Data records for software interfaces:
━━━

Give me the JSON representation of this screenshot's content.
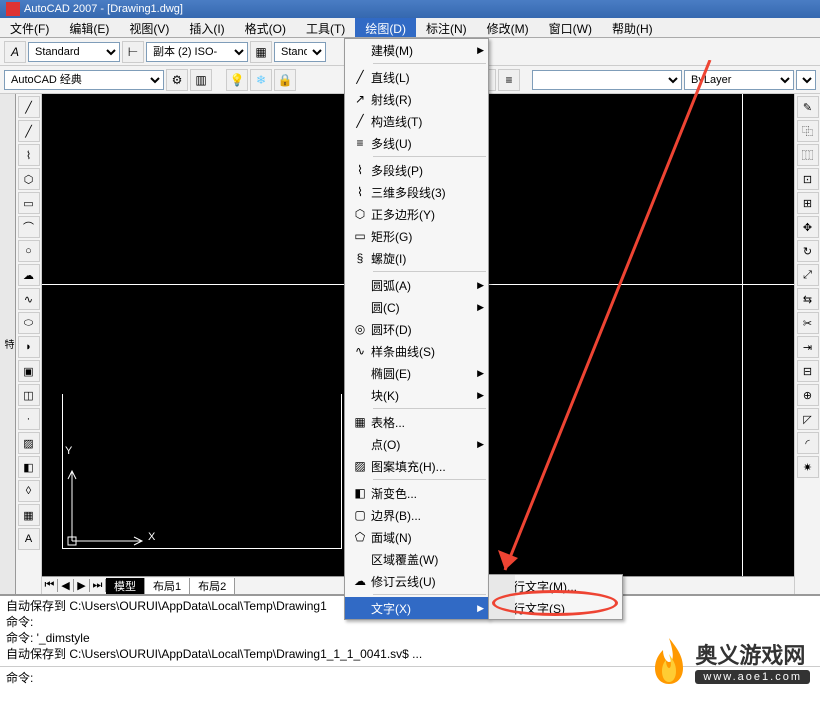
{
  "title": "AutoCAD 2007 - [Drawing1.dwg]",
  "menubar": {
    "items": [
      {
        "label": "文件(F)"
      },
      {
        "label": "编辑(E)"
      },
      {
        "label": "视图(V)"
      },
      {
        "label": "插入(I)"
      },
      {
        "label": "格式(O)"
      },
      {
        "label": "工具(T)"
      },
      {
        "label": "绘图(D)",
        "active": true
      },
      {
        "label": "标注(N)"
      },
      {
        "label": "修改(M)"
      },
      {
        "label": "窗口(W)"
      },
      {
        "label": "帮助(H)"
      }
    ]
  },
  "toolbar1": {
    "style_select": "Standard",
    "dim_select": "副本 (2) ISO-",
    "table_select": "Standar"
  },
  "toolbar2": {
    "workspace_select": "AutoCAD 经典",
    "layer_select": "ByLayer"
  },
  "draw_menu": [
    {
      "label": "建模(M)",
      "sub": true
    },
    {
      "sep": true
    },
    {
      "icon": "line",
      "label": "直线(L)"
    },
    {
      "icon": "ray",
      "label": "射线(R)"
    },
    {
      "icon": "xline",
      "label": "构造线(T)"
    },
    {
      "icon": "mline",
      "label": "多线(U)"
    },
    {
      "sep": true
    },
    {
      "icon": "pline",
      "label": "多段线(P)"
    },
    {
      "icon": "3dpoly",
      "label": "三维多段线(3)"
    },
    {
      "icon": "polygon",
      "label": "正多边形(Y)"
    },
    {
      "icon": "rect",
      "label": "矩形(G)"
    },
    {
      "icon": "helix",
      "label": "螺旋(I)"
    },
    {
      "sep": true
    },
    {
      "label": "圆弧(A)",
      "sub": true
    },
    {
      "label": "圆(C)",
      "sub": true
    },
    {
      "icon": "donut",
      "label": "圆环(D)"
    },
    {
      "icon": "spline",
      "label": "样条曲线(S)"
    },
    {
      "label": "椭圆(E)",
      "sub": true
    },
    {
      "label": "块(K)",
      "sub": true
    },
    {
      "sep": true
    },
    {
      "icon": "table",
      "label": "表格..."
    },
    {
      "label": "点(O)",
      "sub": true
    },
    {
      "icon": "hatch",
      "label": "图案填充(H)..."
    },
    {
      "sep": true
    },
    {
      "icon": "gradient",
      "label": "渐变色..."
    },
    {
      "icon": "boundary",
      "label": "边界(B)..."
    },
    {
      "icon": "region",
      "label": "面域(N)"
    },
    {
      "label": "区域覆盖(W)"
    },
    {
      "icon": "revcloud",
      "label": "修订云线(U)"
    },
    {
      "sep": true
    },
    {
      "label": "文字(X)",
      "sub": true,
      "hl": true
    }
  ],
  "text_submenu": [
    {
      "icon": "A",
      "label": "多行文字(M)..."
    },
    {
      "icon": "A",
      "label": "单行文字(S)"
    }
  ],
  "layout_tabs": {
    "tabs": [
      "模型",
      "布局1",
      "布局2"
    ],
    "active": 0
  },
  "ucs": {
    "x": "X",
    "y": "Y"
  },
  "cmd": {
    "lines": [
      "自动保存到 C:\\Users\\OURUI\\AppData\\Local\\Temp\\Drawing1",
      "命令:",
      "命令: '_dimstyle",
      "自动保存到 C:\\Users\\OURUI\\AppData\\Local\\Temp\\Drawing1_1_1_0041.sv$ ..."
    ],
    "prompt": "命令:"
  },
  "watermark": {
    "cn": "奥义游戏网",
    "url": "www.aoe1.com"
  }
}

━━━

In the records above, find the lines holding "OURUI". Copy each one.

      "自动保存到 C:\\Users\\OURUI\\AppData\\Local\\Temp\\Drawing1",
      "自动保存到 C:\\Users\\OURUI\\AppData\\Local\\Temp\\Drawing1_1_1_0041.sv$ ..."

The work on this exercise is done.